  • Turn taking, when engaging others in a conversation or whole playing a game, kids need to learn to take turns talking and listening. Waiting is such an important and undertaught skill!
  • Common phrases, kids on the autism spectrum can be taught common phrases to use in certain situations. Scripting is really a natural tool of language development where children repeat things they have heard elsewhere. This is be functional if utilized in a proper manner. For example: “help please”, “my turn” etc.
  • Social stories for difficult events such as haircutting. A social story is a simple story where kids learn what to anticipate in a tough situation, for example “the barber will buzz his electric razor it is LOUD but, it doesn’t hurt.
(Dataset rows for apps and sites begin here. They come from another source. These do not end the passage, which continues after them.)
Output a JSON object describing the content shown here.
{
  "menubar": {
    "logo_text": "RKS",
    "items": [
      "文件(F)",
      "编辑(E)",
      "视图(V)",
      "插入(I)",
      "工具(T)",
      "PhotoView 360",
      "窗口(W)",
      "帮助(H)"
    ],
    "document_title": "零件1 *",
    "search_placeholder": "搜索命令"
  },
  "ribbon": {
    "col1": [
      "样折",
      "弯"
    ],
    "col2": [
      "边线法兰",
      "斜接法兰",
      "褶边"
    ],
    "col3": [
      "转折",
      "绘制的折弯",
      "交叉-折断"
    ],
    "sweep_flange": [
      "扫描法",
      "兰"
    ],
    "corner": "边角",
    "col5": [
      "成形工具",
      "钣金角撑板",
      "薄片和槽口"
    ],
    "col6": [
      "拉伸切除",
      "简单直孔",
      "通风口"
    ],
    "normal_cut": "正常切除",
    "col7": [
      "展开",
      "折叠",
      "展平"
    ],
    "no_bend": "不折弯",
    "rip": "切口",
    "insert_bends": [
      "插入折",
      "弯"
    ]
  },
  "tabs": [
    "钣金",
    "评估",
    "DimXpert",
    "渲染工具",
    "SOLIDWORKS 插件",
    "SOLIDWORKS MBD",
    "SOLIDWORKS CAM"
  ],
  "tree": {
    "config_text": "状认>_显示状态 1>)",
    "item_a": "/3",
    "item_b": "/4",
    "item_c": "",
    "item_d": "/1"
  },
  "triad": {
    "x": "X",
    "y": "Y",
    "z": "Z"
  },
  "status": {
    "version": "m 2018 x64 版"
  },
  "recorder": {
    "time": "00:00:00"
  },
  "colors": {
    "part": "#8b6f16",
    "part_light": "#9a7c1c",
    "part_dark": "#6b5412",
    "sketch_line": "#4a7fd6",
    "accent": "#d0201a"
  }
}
Adam loves his haircut, he looks so handsome!”
  • How to be polite, we can teach kids the social nuances by providing them situations to practice. Teach them to greet others.
  • I almost forgot, get the kids off the electronics! They only encourage isolation further. The less screen time the better.

Social groups can be interest based such as a model airplane building or model train group. Or, it can be activity based, a sports group or a art group. We can also create a buddy system and there are some awesome non profits who team up kids with neurotypical peers at fun places like kids muesuems and parks.

Parents of nerotypical kids, your kids can learn a lot from special needs kids! Please teach your kids how to interact with kids that are different with kindness and patience. Don’t teach them to avoid, but to include!

If you need help in this regard please reach out to me and comment below!